Art & Design

University Reform in Japan

22 September 2014, London

The Japanese Government is vigorously promoting university reform, and many universities are grappling with their own problems brought on by demographic change in Japan and various other issues.

Government initiatives such as the development of highly-skilled professionals or increased funding for the research and development of innovative technologies have continued apace, however university administrations across Japan has been facing challenges such as the decline in the population resulting from the country’s transition into an aging society and worldwide competition intensified by the globalisation of education.

Nagoya University is opening Asian Satellite Campuses in October 2014 in Vietnam, Cambodia and Mongolia to help train a greater number of graduates in these countries. In this session, President Michinari Hamaguchi of Nagoya University will explain some of the contentions regarding these reforms, and consider the problems Japanese universities will face in the future.

Contributors: Michinari Hamaguchi


Michinari Hamaguchi is President of Nagoya University (since 2009). Hamaguchi graduated with a degree in medicine from Nagoya University School of Medicine in 1975 and gained his M.D. and PhD in 1980. He remained at the School to begin his career as a research associate, and became Professor of Molecular Pathogenesis in 1993. In 2003, Hamaguchi became Professor in the Cancer Biology Division, and still serves in this role alongside his duties as President of the university. He is a Board Member of the Japan Cancer Association and is a Member of both the American Association for Cancer Research and American Society for Cell Biology.


Free but booking is essential at

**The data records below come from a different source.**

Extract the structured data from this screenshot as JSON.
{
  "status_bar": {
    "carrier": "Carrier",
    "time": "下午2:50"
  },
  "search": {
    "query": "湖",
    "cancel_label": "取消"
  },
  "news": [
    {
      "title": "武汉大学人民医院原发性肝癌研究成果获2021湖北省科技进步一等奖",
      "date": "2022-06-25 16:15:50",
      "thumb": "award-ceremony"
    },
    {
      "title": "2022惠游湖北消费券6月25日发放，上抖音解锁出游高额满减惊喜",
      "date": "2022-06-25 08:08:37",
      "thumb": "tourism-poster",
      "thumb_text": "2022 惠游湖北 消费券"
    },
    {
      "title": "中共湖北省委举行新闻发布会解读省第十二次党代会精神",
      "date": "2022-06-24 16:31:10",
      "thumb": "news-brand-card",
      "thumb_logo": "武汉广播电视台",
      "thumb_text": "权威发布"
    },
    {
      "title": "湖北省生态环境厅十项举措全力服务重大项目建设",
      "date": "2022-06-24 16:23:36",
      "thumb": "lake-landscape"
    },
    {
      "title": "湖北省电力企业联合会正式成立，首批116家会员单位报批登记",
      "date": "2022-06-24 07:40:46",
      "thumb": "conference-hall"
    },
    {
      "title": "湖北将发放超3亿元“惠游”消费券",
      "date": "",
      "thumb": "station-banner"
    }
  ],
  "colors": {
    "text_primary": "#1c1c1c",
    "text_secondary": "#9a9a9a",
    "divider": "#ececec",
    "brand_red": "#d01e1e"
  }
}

22 September 2014, 6:00pm
Daiwa Foundation Japan House, 13 - 14 Cornwall Terrace, London NW1 4QP. Nearest tube: Baker Street

Tel:020 7486 4348

The Daiwa Anglo-Japanese Foundation